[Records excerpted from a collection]
=======
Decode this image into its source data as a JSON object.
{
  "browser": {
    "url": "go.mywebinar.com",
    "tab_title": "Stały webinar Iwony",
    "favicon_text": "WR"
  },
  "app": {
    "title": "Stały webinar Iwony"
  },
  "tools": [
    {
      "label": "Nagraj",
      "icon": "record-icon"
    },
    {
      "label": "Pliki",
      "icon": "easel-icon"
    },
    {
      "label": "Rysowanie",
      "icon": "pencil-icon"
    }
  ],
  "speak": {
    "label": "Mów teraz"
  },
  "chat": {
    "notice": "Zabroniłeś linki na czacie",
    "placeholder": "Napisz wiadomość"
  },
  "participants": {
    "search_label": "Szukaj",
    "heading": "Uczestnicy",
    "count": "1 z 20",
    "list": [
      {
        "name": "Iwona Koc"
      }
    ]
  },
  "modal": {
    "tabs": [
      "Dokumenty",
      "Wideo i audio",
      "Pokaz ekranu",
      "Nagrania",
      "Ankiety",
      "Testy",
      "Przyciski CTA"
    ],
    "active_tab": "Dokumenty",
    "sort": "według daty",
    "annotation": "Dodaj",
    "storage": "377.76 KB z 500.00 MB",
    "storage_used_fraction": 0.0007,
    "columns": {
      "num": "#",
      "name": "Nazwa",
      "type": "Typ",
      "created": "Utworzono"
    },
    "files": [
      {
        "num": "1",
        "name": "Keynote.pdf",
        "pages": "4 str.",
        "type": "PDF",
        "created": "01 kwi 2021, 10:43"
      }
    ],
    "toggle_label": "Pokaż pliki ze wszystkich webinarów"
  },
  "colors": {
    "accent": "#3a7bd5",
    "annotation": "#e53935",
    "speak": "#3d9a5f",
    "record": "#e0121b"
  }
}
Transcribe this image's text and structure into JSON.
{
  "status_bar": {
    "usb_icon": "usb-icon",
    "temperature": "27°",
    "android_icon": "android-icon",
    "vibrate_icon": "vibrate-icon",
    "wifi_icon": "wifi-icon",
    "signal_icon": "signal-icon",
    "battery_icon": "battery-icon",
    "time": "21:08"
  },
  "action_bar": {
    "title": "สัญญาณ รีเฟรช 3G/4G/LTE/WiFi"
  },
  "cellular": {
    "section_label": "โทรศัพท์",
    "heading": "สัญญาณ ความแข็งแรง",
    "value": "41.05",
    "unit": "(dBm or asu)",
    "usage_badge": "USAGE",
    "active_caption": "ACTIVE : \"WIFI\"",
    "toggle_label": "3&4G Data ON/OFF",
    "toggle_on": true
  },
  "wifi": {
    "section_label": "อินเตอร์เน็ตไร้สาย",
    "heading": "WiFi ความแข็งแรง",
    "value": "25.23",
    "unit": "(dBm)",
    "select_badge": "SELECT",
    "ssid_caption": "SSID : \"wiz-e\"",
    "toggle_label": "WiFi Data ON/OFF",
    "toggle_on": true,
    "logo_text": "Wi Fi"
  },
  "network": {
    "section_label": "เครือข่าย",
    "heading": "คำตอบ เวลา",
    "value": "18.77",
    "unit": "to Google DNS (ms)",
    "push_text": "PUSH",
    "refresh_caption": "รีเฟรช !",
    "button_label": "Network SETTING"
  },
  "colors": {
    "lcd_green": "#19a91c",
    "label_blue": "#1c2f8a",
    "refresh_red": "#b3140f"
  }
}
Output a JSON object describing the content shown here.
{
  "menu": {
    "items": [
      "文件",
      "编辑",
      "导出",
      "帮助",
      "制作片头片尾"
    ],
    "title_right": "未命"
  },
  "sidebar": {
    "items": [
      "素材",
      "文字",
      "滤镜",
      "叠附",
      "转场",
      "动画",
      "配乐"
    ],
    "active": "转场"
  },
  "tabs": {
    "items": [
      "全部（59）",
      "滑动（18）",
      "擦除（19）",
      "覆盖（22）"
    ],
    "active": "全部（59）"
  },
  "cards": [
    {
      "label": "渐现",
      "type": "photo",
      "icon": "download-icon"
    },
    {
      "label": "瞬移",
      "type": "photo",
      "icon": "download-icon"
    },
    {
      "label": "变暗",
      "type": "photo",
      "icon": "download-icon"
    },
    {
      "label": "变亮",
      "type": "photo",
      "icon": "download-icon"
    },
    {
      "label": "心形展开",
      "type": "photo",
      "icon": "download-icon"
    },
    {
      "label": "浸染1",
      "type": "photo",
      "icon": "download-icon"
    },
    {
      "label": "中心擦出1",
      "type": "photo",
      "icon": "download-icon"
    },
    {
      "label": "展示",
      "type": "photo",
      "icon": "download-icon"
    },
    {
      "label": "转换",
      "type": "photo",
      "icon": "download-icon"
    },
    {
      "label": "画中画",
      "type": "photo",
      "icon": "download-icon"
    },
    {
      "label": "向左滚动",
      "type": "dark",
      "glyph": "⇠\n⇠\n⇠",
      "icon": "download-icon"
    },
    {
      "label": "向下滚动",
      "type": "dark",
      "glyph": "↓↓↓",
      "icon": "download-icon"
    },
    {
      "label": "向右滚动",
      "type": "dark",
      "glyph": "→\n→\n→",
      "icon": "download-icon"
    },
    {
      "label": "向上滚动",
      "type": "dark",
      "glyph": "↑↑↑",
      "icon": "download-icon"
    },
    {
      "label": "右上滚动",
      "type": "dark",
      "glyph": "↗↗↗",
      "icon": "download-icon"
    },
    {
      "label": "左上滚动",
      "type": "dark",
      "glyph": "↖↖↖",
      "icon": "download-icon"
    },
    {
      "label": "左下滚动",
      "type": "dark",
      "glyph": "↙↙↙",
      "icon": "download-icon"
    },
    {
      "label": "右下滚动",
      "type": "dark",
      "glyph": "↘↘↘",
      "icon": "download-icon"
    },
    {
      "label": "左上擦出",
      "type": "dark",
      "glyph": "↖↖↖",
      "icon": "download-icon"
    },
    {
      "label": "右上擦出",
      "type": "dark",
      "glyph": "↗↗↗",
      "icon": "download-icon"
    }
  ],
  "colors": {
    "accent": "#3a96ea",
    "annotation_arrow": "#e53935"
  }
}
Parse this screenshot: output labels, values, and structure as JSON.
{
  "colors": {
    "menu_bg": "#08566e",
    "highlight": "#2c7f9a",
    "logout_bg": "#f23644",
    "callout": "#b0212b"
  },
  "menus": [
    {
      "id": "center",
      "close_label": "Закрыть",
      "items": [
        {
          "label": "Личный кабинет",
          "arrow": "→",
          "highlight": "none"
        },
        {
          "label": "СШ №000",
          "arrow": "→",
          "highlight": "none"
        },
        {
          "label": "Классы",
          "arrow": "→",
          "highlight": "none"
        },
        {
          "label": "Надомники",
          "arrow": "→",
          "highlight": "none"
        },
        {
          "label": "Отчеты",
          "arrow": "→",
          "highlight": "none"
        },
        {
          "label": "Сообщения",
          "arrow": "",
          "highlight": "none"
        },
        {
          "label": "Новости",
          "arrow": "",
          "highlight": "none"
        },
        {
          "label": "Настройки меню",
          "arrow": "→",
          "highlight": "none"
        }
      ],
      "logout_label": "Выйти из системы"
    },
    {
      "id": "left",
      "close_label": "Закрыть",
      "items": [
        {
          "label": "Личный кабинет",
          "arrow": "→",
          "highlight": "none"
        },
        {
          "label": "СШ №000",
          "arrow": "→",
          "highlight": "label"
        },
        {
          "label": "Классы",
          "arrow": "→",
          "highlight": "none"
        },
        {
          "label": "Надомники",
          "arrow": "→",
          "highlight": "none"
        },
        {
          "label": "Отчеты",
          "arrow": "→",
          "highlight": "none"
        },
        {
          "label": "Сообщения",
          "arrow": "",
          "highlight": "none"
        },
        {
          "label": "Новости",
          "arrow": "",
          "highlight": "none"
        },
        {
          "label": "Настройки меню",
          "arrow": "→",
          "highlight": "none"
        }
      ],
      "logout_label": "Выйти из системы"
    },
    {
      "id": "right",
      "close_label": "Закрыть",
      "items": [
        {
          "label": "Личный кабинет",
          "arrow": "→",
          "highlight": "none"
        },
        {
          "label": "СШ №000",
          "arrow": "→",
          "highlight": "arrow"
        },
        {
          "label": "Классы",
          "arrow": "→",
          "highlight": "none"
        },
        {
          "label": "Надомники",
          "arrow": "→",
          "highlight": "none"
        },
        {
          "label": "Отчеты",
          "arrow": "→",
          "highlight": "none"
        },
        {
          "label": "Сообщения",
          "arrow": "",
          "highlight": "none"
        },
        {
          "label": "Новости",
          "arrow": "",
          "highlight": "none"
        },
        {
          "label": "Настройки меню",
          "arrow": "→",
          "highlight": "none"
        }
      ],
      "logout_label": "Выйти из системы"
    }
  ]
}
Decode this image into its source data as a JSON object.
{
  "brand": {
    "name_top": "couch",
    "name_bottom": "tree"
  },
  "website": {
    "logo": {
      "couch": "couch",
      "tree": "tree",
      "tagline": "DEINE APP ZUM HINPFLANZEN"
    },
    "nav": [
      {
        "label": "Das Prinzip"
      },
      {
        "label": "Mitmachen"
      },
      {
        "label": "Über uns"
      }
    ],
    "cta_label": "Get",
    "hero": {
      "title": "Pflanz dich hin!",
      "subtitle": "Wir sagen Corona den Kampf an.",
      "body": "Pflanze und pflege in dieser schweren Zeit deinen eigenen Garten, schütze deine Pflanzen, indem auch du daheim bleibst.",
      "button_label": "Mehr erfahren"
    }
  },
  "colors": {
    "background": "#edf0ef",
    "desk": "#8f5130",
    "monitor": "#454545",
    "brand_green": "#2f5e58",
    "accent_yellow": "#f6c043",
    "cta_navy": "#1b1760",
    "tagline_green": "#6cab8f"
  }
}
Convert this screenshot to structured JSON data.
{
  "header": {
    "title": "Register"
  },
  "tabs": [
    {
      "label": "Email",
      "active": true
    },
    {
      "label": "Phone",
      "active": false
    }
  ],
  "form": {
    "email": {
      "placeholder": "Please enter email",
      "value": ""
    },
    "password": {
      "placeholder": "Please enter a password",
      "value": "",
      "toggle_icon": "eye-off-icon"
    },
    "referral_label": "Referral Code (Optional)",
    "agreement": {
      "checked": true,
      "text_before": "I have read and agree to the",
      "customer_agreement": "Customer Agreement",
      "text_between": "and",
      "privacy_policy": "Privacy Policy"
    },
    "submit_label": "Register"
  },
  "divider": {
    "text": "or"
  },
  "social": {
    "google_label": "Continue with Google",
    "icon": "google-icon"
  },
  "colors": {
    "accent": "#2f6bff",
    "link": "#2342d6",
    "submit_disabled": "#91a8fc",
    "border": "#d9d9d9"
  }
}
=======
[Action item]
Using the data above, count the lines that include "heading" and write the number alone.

[Solution for this task]
4